**Task prompt**
Look at every line below and count those containing "function". Answer with the number only.

**Interface dataset entries**
· · ·
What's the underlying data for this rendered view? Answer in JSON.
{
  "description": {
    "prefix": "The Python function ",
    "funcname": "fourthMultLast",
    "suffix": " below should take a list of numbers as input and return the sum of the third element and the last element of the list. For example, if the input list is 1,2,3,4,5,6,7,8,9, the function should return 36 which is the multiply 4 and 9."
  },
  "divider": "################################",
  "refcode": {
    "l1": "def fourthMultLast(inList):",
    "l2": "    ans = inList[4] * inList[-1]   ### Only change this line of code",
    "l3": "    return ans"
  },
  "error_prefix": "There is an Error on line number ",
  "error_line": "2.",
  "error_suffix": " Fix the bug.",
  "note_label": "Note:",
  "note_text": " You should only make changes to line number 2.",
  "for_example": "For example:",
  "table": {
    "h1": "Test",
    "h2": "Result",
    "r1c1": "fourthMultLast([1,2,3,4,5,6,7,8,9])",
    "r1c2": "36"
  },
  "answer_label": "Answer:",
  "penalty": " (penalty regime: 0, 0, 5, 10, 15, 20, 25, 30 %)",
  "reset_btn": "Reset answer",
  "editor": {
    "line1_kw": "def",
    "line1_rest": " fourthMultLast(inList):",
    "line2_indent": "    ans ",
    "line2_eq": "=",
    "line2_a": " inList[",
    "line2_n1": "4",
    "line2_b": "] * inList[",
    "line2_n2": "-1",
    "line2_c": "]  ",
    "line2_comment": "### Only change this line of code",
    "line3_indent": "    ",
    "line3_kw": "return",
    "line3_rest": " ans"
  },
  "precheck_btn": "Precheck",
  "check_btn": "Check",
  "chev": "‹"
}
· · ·
**Task result**
2